Extracted material –

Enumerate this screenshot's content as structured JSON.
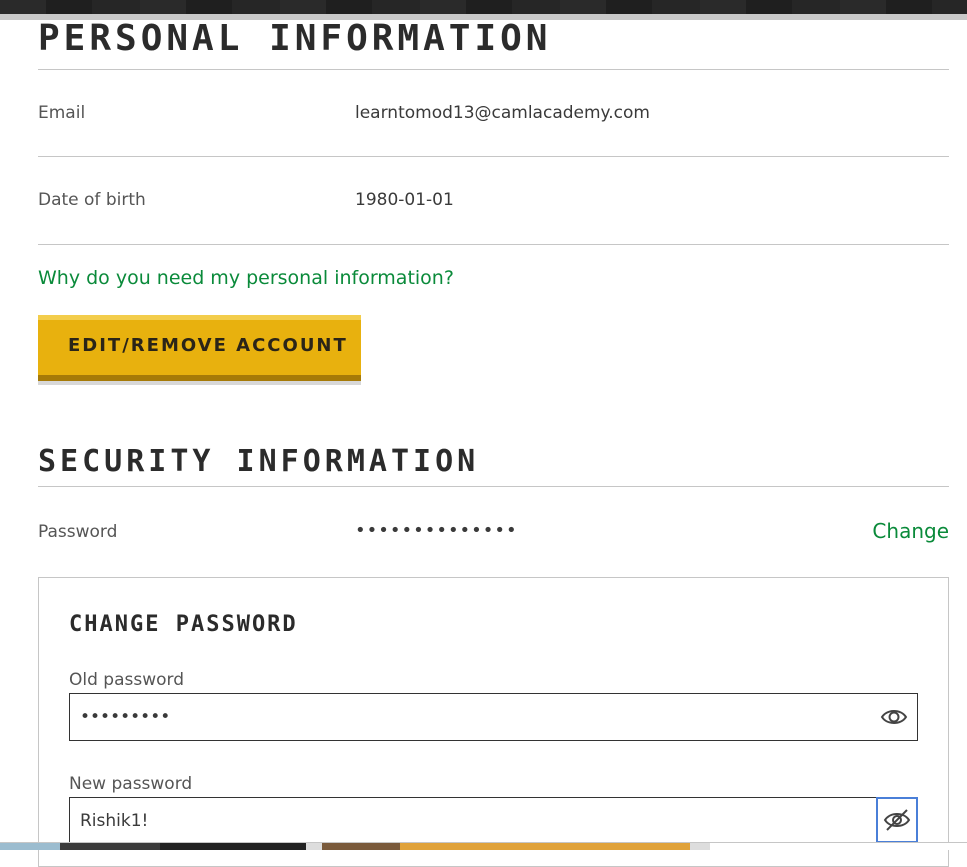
{
  "personal": {
    "title": "PERSONAL INFORMATION",
    "email_label": "Email",
    "email_value": "learntomod13@camlacademy.com",
    "dob_label": "Date of birth",
    "dob_value": "1980-01-01",
    "why_link": "Why do you need my personal information?",
    "edit_button": "EDIT/REMOVE ACCOUNT"
  },
  "security": {
    "title": "SECURITY INFORMATION",
    "password_label": "Password",
    "password_value": "••••••••••••••",
    "change_link": "Change"
  },
  "change_password": {
    "title": "CHANGE PASSWORD",
    "old_label": "Old password",
    "old_value": "•••••••••",
    "new_label": "New password",
    "new_value": "Rishik1!"
  },
  "icons": {
    "show": "eye-icon",
    "hide": "eye-off-icon"
  },
  "colors": {
    "link_green": "#0a8a3a",
    "button_yellow": "#e8b10e",
    "focus_blue": "#4a7fd8"
  }
}
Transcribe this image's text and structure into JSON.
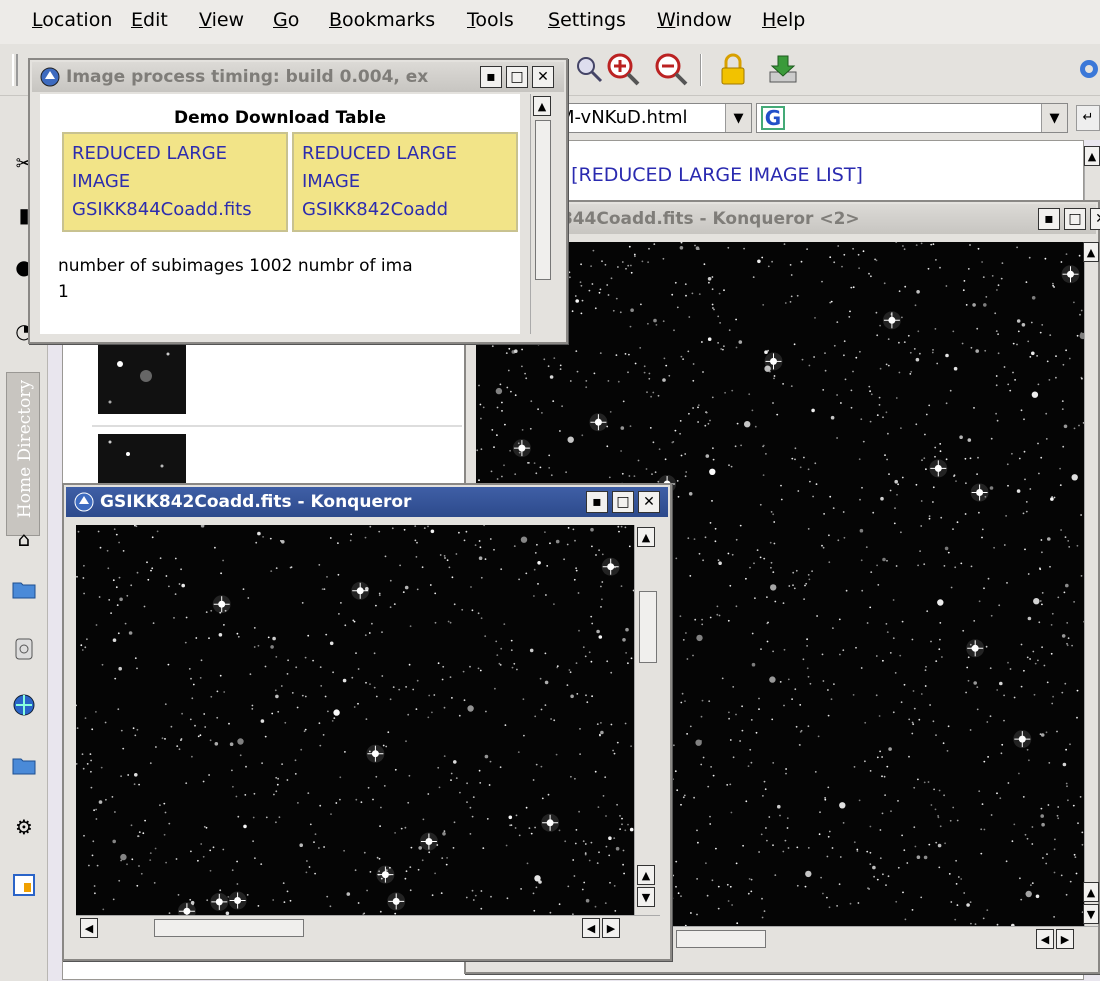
{
  "menu": [
    "Location",
    "Edit",
    "View",
    "Go",
    "Bookmarks",
    "Tools",
    "Settings",
    "Window",
    "Help"
  ],
  "location_bar": {
    "url_fragment": "M-vNKuD.html",
    "search_logo": "G"
  },
  "page": {
    "link_text": "o] [REDUCED LARGE IMAGE LIST]",
    "sidebar_label": "Home Directory"
  },
  "demo_window": {
    "title": "Image process timing: build 0.004, ex",
    "heading": "Demo Download Table",
    "cells": [
      {
        "line1": "REDUCED LARGE",
        "line2": "IMAGE",
        "line3": "GSIKK844Coadd.fits"
      },
      {
        "line1": "REDUCED LARGE",
        "line2": "IMAGE",
        "line3": "GSIKK842Coadd"
      }
    ],
    "subimages_text": "number of subimages 1002 numbr of ima",
    "tail": "1"
  },
  "window_844": {
    "title": "GSIKK844Coadd.fits - Konqueror <2>"
  },
  "window_842": {
    "title": "GSIKK842Coadd.fits - Konqueror"
  },
  "window_buttons": {
    "minimize": "▪",
    "maximize": "□",
    "close": "✕"
  },
  "colors": {
    "link": "#2a2ab0",
    "table_cell": "#f2e488",
    "active_title": "#2d4a8c",
    "inactive_title": "#c7c5c1",
    "sky": "#050505"
  }
}
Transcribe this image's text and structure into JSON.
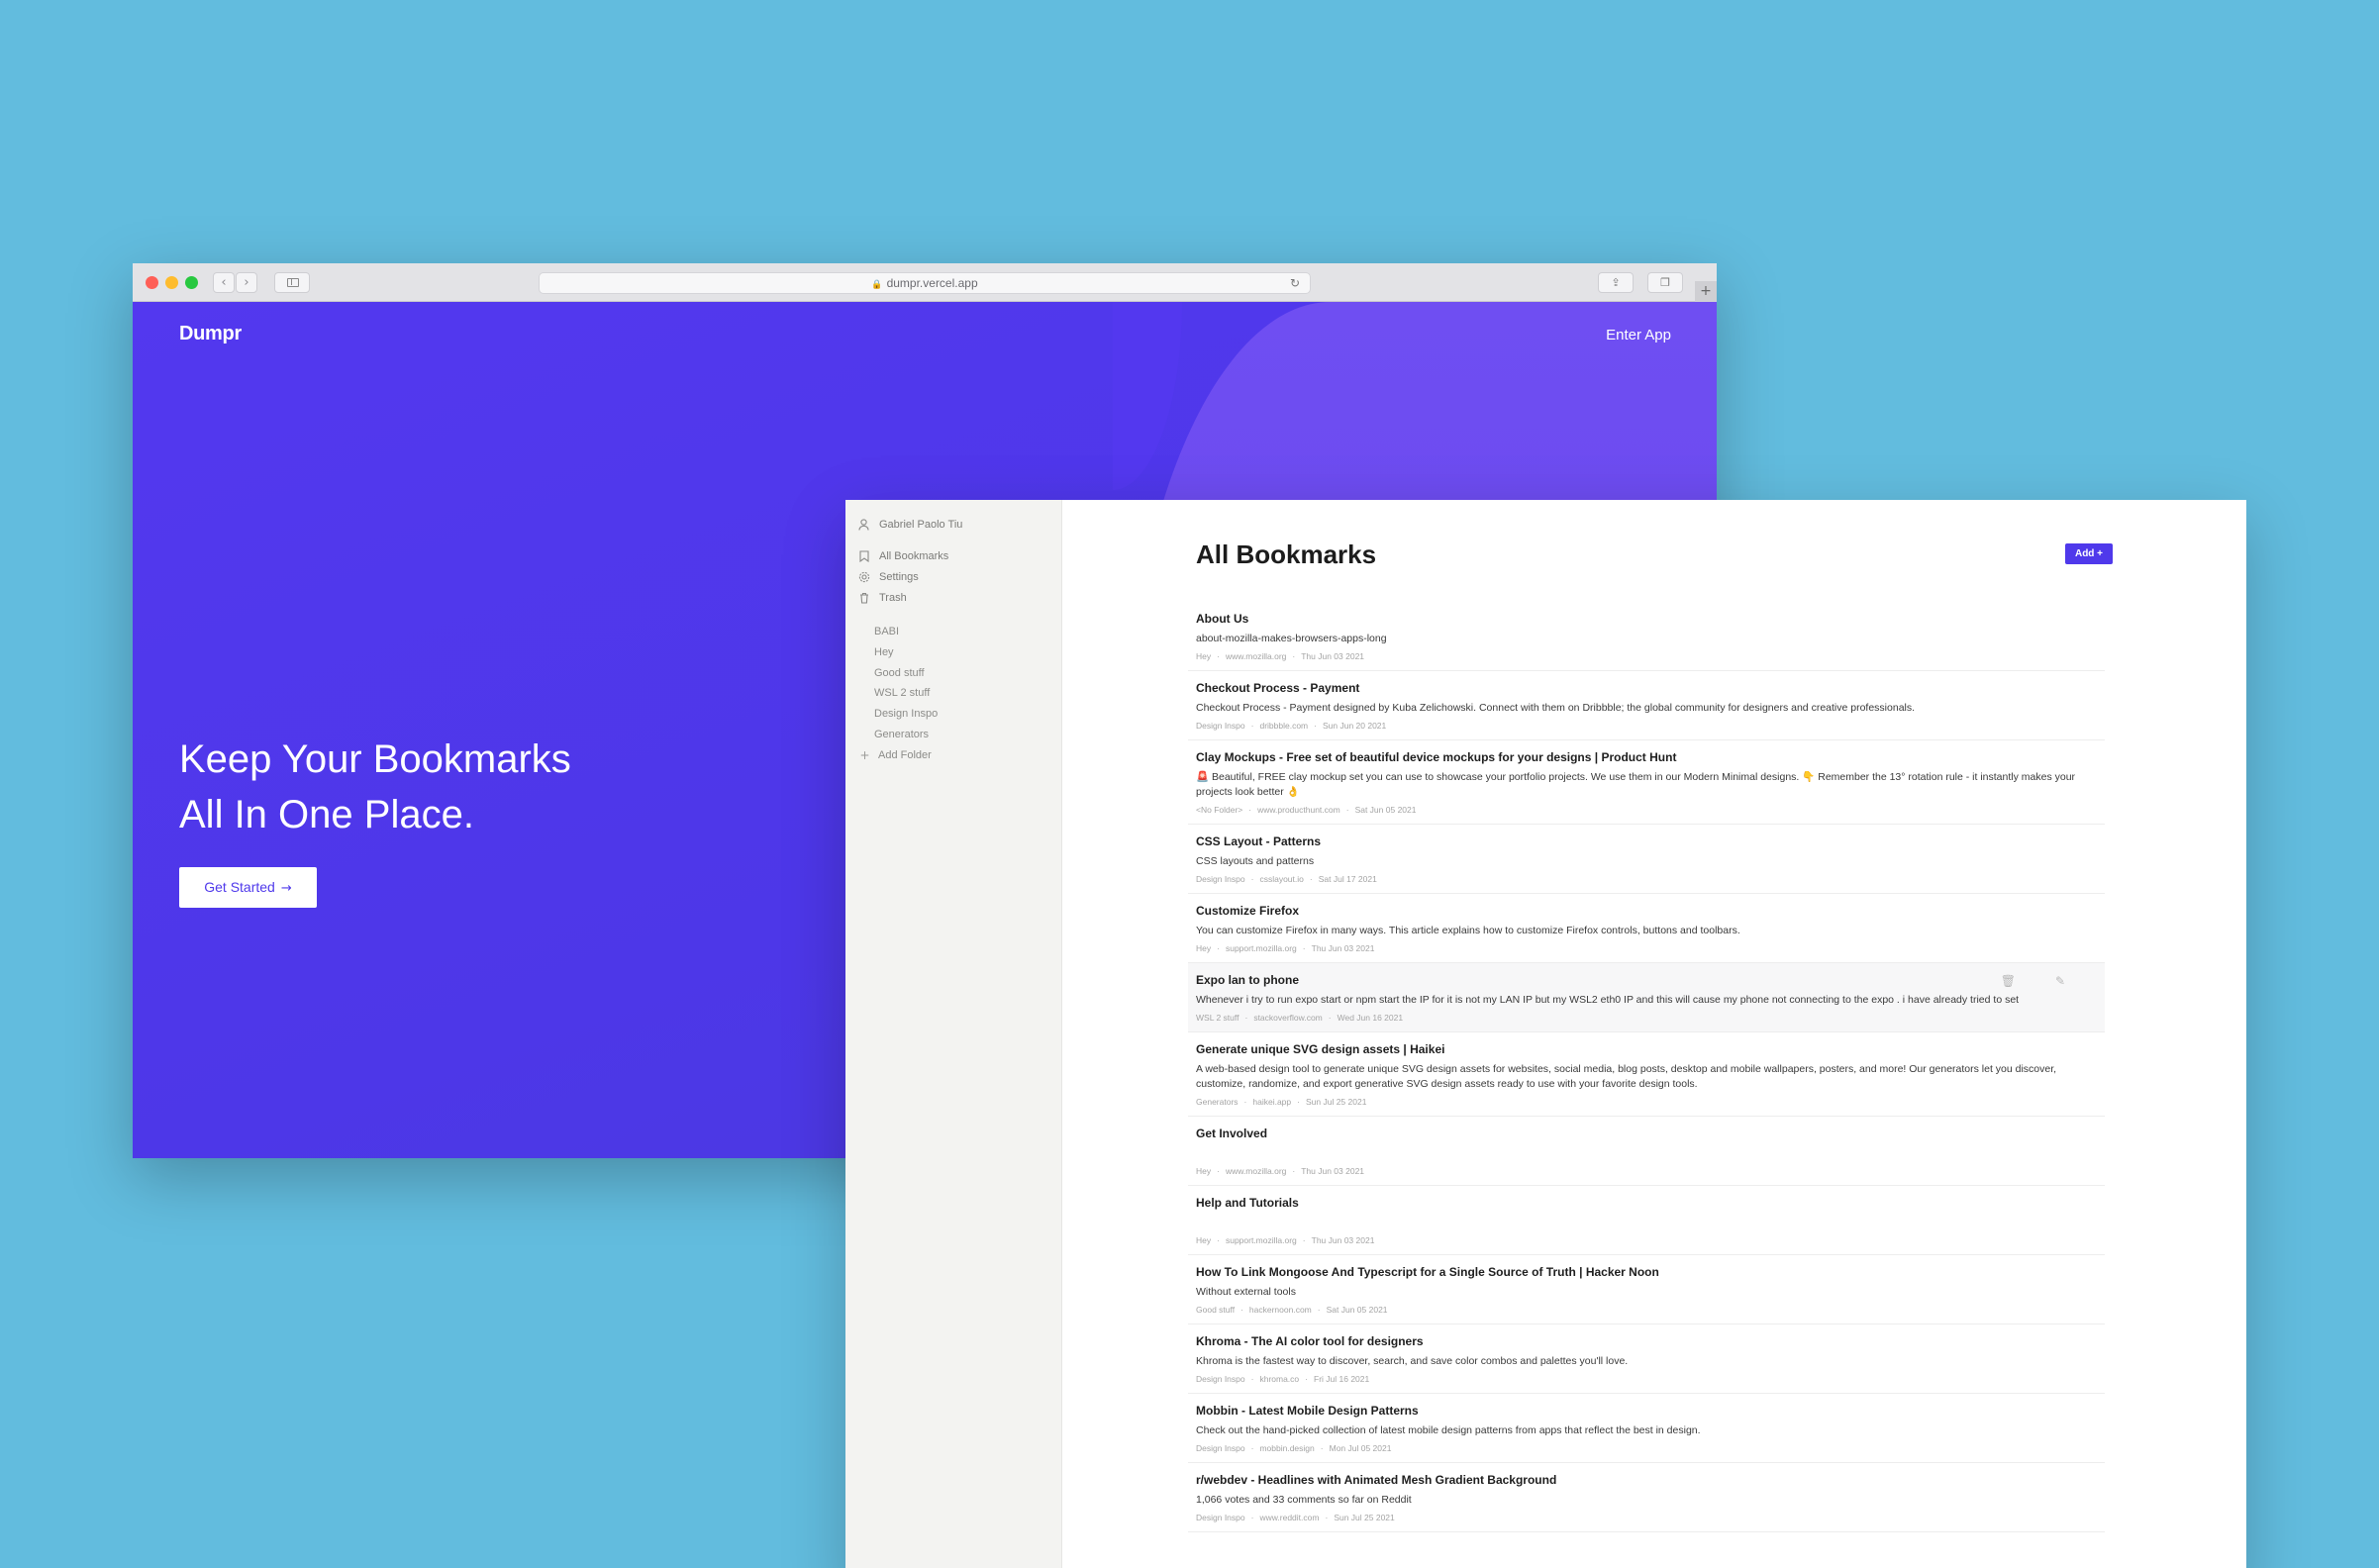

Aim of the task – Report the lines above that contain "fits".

Reply to the exercise –
        "line3": "GSIKK844Coadd.fits"
    "title": "GSIKK844Coadd.fits - Konqueror <2>"
    "title": "GSIKK842Coadd.fits - Konqueror"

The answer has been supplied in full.